▶ _WHAT YOU WILL DO_
What you return must match the listing exactly, with every image removed.

DATA TO USE below:

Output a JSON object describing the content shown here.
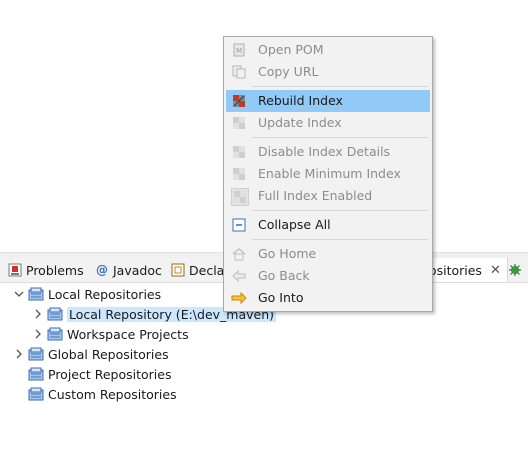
{
  "context_menu": {
    "items": [
      {
        "label": "Open POM",
        "icon": "document-icon",
        "enabled": false
      },
      {
        "label": "Copy URL",
        "icon": "copy-icon",
        "enabled": false
      },
      {
        "label": "Rebuild Index",
        "icon": "rebuild-index-icon",
        "enabled": true,
        "highlighted": true
      },
      {
        "label": "Update Index",
        "icon": "update-index-icon",
        "enabled": false
      },
      {
        "label": "Disable Index Details",
        "icon": "disable-index-icon",
        "enabled": false
      },
      {
        "label": "Enable Minimum Index",
        "icon": "minimum-index-icon",
        "enabled": false
      },
      {
        "label": "Full Index Enabled",
        "icon": "full-index-icon",
        "enabled": false
      },
      {
        "label": "Collapse All",
        "icon": "collapse-all-icon",
        "enabled": true
      },
      {
        "label": "Go Home",
        "icon": "home-icon",
        "enabled": false
      },
      {
        "label": "Go Back",
        "icon": "back-arrow-icon",
        "enabled": false
      },
      {
        "label": "Go Into",
        "icon": "go-into-arrow-icon",
        "enabled": true
      }
    ]
  },
  "tabs": [
    {
      "label": "Problems",
      "icon": "problems-icon"
    },
    {
      "label": "Javadoc",
      "icon": "at-icon"
    },
    {
      "label": "Decla",
      "icon": "declaration-icon"
    },
    {
      "label": "positories",
      "icon": "repositories-icon",
      "active": true
    },
    {
      "label": "",
      "icon": "bug-icon"
    }
  ],
  "tree": [
    {
      "label": "Local Repositories",
      "expanded": true
    },
    {
      "label": "Local Repository (E:\\dev_maven)",
      "selected": true
    },
    {
      "label": "Workspace Projects"
    },
    {
      "label": "Global Repositories",
      "expanded": false
    },
    {
      "label": "Project Repositories"
    },
    {
      "label": "Custom Repositories"
    }
  ],
  "colors": {
    "menu_highlight": "#91c9f7",
    "selection": "#cce8ff",
    "disabled_text": "#8c8c8c",
    "repo_icon": "#3b6fb6"
  }
}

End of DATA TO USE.

▶ _COMPLETED EXERCISE_
Output a JSON object describing the content shown here.
{
  "context_menu": {
    "items": [
      {
        "label": "Open POM",
        "icon": "document-icon",
        "enabled": false
      },
      {
        "label": "Copy URL",
        "icon": "copy-icon",
        "enabled": false
      },
      {
        "label": "Rebuild Index",
        "icon": "rebuild-index-icon",
        "enabled": true,
        "highlighted": true
      },
      {
        "label": "Update Index",
        "icon": "update-index-icon",
        "enabled": false
      },
      {
        "label": "Disable Index Details",
        "icon": "disable-index-icon",
        "enabled": false
      },
      {
        "label": "Enable Minimum Index",
        "icon": "minimum-index-icon",
        "enabled": false
      },
      {
        "label": "Full Index Enabled",
        "icon": "full-index-icon",
        "enabled": false
      },
      {
        "label": "Collapse All",
        "icon": "collapse-all-icon",
        "enabled": true
      },
      {
        "label": "Go Home",
        "icon": "home-icon",
        "enabled": false
      },
      {
        "label": "Go Back",
        "icon": "back-arrow-icon",
        "enabled": false
      },
      {
        "label": "Go Into",
        "icon": "go-into-arrow-icon",
        "enabled": true
      }
    ]
  },
  "tabs": [
    {
      "label": "Problems",
      "icon": "problems-icon"
    },
    {
      "label": "Javadoc",
      "icon": "at-icon"
    },
    {
      "label": "Decla",
      "icon": "declaration-icon"
    },
    {
      "label": "positories",
      "icon": "repositories-icon",
      "active": true
    },
    {
      "label": "",
      "icon": "bug-icon"
    }
  ],
  "tree": [
    {
      "label": "Local Repositories",
      "expanded": true
    },
    {
      "label": "Local Repository (E:\\dev_maven)",
      "selected": true
    },
    {
      "label": "Workspace Projects"
    },
    {
      "label": "Global Repositories",
      "expanded": false
    },
    {
      "label": "Project Repositories"
    },
    {
      "label": "Custom Repositories"
    }
  ],
  "colors": {
    "menu_highlight": "#91c9f7",
    "selection": "#cce8ff",
    "disabled_text": "#8c8c8c",
    "repo_icon": "#3b6fb6"
  }
}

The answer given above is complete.